“While it’s perfectly legitimate to criticize my decision or the conduct of the war, it is deeply irresponsible to rewrite the history of how that war began.”Bush: Critics try to rewrite Iraq war history
November 12, 2005The following are recorded radio and TV interviews that I gave before the occupation of Iraq, that never got to Bush (well, we rather ought to leave that impression to future 'history', shall we?):The first radio interview with Amy Goodman from Democracy Now on November 27, 2002 upon finally managing to publish my first article "Iraq's non-nuclear capability" in yellowtimes.org on November 21, 2002.The first TV interview with CTV's CanadaAm Show on January 31, 2003 when I decided to come out publicly in full.A TV interview with CBC
(requires RealOne Player) following Colin Powell's infamous lies to the UN Security Council on February 8, 2003.
(This is the sound track
of it on Windows Media Player for those without RealOne Player).A Chicago "This is Hell" radio interview on February 22, 2005.
Two interviews with Dubai's Business Channel in Arabic:
.This is how Charles Duelfer,
(former deputy executive chairman, U.N. Special Commission on Iraq [UNSCOM]; former special adviser to the director of central intelligence on Iraq's weapons of mass destruction; former head, Iraq Survey Group), explained why statements, such as the above, were not heeded by the American "Intelligence", and why they never got to Bush:
"QUESTIONER: The second one was a fellow who was a close adviser on the nuclear side, who went on to Canada--actually escaped from Saddam, went off to Canada and while--and he was very quiet for a long time because he was scared, but then as he saw war coming he actually went public and said, you know, "I was very close to the nuclear side and nothing was going on there. This was over for years." Now, that we paid a lot of attention not only to the Curve Balls, but we also to--the Saddam's bomb-maker and people like that, who got a tremendous amount of attention. Both of these reports, which were available at great length, I am wondering what the--how they were perceived inside the community and if they got any attention at all. I'm told that the fellow in Canada didn't--I'm sorry, his name escapes me--was never even interviewed by the CIA.

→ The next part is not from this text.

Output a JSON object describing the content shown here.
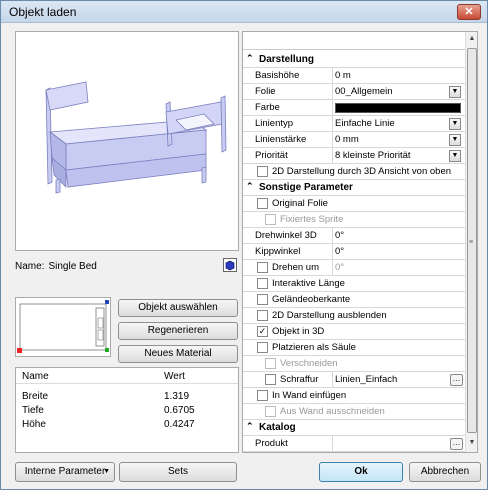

DUELFER: The system--you know, if you have a 100 people in the day who say, you know, "I was driving in Baghdad and I didn't see anything," it doesn't make it to the president's desk. It's just a--it's unnatural. I mean that, you know, nothing is happening, so you are going to report that to the president?
But you if you do get a guy, you know, who says something is going on, then that attracts attention. I don't know, is it--part of it is human nature and part of it's a systemic problem."But, but .. "It's just a -- it's unnatural"
(A previous posting on this site on July 4, 2005)
"The book said Dr. Alhaddad flew home in mid-September 2002 and had a series of meetings with CIA analysts. She relayed her brother's information that there was no nuclear program.
A CIA operative later told Dr. Alhaddad's husband that the agency believed her brother was lying. In all, the book says, some 30 family members of Iraqis made trips to their native country to contact Iraqi weapons scientists, and all of them reported that the programs had been abandoned."
Rewriting history, indeed!
Did you say write?